GRUB compile from source on Linux - Linux Tutorial

GRUB is the acronym for GNU GRand Unified Bootloader: it is the bootloader used in practically all Linux distributions out there. Early in the boot stage, the bootloader is loaded by the machine firmware, either BIOS or UEFI (GRUB supports both of them), and it loads one of the available kernels. Being an essential software, grub is installed by default and available in the official repositories of distribution we are using; sometimes, however, we may want compile GRUB from source, either to obtain a specific version of it or to circumvent the modification the distributions could have made to the vanilla code. In this tutorial we see how to perform such operation.

This is a companion discussion topic for the original entry at

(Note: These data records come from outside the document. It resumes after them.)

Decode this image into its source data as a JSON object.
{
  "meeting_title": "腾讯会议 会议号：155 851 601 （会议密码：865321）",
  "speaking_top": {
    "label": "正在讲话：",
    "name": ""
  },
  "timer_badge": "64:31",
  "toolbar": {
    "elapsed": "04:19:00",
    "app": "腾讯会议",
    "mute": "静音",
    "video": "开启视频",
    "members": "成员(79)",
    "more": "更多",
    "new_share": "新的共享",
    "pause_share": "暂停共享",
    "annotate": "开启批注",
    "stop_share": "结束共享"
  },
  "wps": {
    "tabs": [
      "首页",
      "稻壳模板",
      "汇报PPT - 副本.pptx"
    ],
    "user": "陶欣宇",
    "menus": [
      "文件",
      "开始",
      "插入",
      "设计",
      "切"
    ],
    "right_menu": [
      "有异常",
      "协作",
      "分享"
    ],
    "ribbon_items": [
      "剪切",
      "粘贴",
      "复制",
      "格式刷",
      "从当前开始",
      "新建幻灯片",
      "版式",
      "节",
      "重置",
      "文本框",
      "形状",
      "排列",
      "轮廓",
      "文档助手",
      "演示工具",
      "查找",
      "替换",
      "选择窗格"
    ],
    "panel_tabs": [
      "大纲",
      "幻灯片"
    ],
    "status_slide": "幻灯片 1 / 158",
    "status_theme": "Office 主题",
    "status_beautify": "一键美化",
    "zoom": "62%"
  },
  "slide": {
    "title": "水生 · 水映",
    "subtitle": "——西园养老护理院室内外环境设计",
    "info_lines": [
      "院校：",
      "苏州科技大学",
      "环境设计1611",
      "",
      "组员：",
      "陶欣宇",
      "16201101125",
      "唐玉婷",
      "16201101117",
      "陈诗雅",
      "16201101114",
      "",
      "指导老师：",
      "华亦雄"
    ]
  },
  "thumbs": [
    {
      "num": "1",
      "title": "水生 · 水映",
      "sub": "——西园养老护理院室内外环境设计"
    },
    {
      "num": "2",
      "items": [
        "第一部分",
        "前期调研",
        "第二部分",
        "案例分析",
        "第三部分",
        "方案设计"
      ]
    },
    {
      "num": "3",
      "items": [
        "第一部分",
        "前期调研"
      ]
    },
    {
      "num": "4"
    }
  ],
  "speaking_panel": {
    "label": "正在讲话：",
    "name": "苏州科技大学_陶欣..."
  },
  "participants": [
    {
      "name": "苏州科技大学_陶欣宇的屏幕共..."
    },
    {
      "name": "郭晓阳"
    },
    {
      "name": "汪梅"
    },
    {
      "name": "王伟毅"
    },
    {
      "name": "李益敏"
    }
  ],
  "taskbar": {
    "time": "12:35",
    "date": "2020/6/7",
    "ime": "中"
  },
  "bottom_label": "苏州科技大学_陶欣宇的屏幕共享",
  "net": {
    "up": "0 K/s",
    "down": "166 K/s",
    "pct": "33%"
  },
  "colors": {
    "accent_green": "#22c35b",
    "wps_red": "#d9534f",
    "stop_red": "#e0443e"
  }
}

IT would be nice to explain what impact configure options have. If platform is EFI, can Grub boot legacy system as well? If it is i386, will it boot EFI? If not, how it comes that distribution GRUB is quite universal? When will Grub mount come handy?